Lesson 3: There are emerging issues experienced during project implementation that need to be addressed through further collaboration. These include mental health and psychosocial issues and COVID-19 Vaccination.

Lesson 4: Constant engagement and collaboration with MoH is a critical success factor in the implementation of the programme.

Lesson 5: Building relations with key stakeholders in implementation of programmes yields better outcomes . We successfully partnered with MoH, Cepheid and Counties to install autoclaves and train the 33 HFs to test for covid-19 using GeneXpert platform.

Lesson 6: Blending online and face to face engagements with CHMTs and learners improved course uptake and completion.


The COVID-19 Resilience and Recovery programme strenghthened health systems by building capacities of MoH facilities to expand COVID-19 testing, training of health care providers by leveraging technology, provision of PPEs and laboratory equipment. This significantly contributed to the country’s response to COVID-19 pandemic.
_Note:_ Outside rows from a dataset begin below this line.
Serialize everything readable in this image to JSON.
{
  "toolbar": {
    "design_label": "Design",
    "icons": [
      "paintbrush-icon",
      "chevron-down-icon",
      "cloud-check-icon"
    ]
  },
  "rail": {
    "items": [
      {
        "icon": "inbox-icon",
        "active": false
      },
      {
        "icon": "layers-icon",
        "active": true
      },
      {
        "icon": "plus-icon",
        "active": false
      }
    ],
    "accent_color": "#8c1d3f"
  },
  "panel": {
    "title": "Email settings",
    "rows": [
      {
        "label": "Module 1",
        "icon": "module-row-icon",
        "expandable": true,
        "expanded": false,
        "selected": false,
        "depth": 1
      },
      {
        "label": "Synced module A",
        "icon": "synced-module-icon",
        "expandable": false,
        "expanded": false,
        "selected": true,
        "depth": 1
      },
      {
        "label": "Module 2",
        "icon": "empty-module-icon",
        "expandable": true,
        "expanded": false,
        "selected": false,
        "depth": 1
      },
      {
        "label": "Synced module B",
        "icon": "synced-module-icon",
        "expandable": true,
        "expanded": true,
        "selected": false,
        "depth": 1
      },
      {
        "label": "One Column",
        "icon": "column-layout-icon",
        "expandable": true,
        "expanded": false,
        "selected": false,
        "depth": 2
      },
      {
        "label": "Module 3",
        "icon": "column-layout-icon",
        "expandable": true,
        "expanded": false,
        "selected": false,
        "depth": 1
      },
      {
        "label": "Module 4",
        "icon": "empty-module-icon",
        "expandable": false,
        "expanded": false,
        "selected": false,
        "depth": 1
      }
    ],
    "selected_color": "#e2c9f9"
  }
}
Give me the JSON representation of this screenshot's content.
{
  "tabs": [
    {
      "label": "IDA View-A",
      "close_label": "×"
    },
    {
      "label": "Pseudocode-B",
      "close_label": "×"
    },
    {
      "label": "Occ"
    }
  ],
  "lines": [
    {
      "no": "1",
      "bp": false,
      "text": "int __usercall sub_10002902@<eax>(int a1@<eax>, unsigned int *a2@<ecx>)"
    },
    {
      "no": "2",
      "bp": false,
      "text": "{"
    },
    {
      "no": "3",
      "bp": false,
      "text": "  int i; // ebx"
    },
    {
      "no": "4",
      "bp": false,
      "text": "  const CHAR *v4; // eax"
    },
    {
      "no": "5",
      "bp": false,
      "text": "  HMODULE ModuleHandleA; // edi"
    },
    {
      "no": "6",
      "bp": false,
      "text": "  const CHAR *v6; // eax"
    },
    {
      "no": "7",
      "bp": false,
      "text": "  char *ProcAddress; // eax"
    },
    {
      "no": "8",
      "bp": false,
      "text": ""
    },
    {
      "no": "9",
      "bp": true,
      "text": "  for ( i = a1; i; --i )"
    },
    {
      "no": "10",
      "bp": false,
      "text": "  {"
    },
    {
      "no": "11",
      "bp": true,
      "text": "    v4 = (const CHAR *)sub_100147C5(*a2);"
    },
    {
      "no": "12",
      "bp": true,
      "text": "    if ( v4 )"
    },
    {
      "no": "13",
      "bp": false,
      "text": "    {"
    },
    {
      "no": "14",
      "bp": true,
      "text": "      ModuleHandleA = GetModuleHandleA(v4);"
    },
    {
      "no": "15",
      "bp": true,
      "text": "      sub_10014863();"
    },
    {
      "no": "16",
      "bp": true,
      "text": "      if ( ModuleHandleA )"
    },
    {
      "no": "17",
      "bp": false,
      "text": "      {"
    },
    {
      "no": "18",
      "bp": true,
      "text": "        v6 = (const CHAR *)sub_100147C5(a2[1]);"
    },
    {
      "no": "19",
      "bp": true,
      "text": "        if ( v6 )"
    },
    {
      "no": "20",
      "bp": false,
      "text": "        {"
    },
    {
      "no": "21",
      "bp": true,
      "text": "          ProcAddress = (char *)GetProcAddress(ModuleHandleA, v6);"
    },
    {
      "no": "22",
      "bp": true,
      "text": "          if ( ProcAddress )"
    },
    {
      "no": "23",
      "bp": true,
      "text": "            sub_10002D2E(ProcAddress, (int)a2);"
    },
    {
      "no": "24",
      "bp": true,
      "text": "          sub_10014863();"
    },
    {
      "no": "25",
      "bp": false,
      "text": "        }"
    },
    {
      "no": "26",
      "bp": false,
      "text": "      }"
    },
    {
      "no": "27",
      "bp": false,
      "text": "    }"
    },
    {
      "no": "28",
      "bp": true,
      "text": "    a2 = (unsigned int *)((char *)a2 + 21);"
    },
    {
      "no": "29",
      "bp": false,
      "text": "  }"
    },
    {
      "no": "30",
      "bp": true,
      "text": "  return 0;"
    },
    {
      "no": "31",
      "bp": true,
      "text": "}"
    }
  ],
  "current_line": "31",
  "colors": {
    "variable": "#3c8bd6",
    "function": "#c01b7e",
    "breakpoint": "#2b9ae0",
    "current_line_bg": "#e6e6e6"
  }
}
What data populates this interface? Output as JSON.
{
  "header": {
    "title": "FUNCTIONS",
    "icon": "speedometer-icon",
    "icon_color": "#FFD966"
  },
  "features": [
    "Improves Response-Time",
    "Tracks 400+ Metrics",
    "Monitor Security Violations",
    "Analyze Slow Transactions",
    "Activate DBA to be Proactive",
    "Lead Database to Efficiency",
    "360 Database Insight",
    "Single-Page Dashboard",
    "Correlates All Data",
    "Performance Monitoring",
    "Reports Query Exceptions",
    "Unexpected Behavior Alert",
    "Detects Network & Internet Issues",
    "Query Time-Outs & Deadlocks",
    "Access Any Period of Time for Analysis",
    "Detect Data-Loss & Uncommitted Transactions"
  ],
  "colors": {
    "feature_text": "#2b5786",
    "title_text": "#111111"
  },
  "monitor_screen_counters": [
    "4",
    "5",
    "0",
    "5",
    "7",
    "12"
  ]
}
Drawing from our experience, we identified potential areas for future collaboration including:

i) Mental health and psychosocial care

ii) Institutionalisation of COVID-19 courses into pre-service and in-service training
Continue collaborating to support expansion of COVID-19 testing on GeneXpert platform from the 14% coverage (33 of the 226 existing GeneXpert sites in Kenya) to the remaining 193 sites that include private facilities.


i) Training of CHVs in Kirinyaga County reported on local TV station

ii) Launch of project activities in Kirinyaga County was preceded by donation of 200 cartons of hand sanitizers for distribution to community health workers reported by local newspaper and posted on Kirinyaga County Website

iii) Launch of the Mastercard Foundation funded COVID-19 Resilience and Recovery Programme posted on the Amref website

iv) Training of healthcare professionals through Jibu

v) Other project activities posted on media


  1. Mastercard Foundation
  2. Amref Health Africa (Institute of Capacity Development, Amref Health Innovations, Amref Laboratory)

Contact Person

Anthony Karanja | Programme Manager, Kenya – [email protected]

Project Brief

Project period: 12 Months

Project budget: USD 1,767,614

Partner: Mastercard Foundation

Target group: Health Workers and Communities

Region: 47 Counties in Kenya

Project close out report: Click here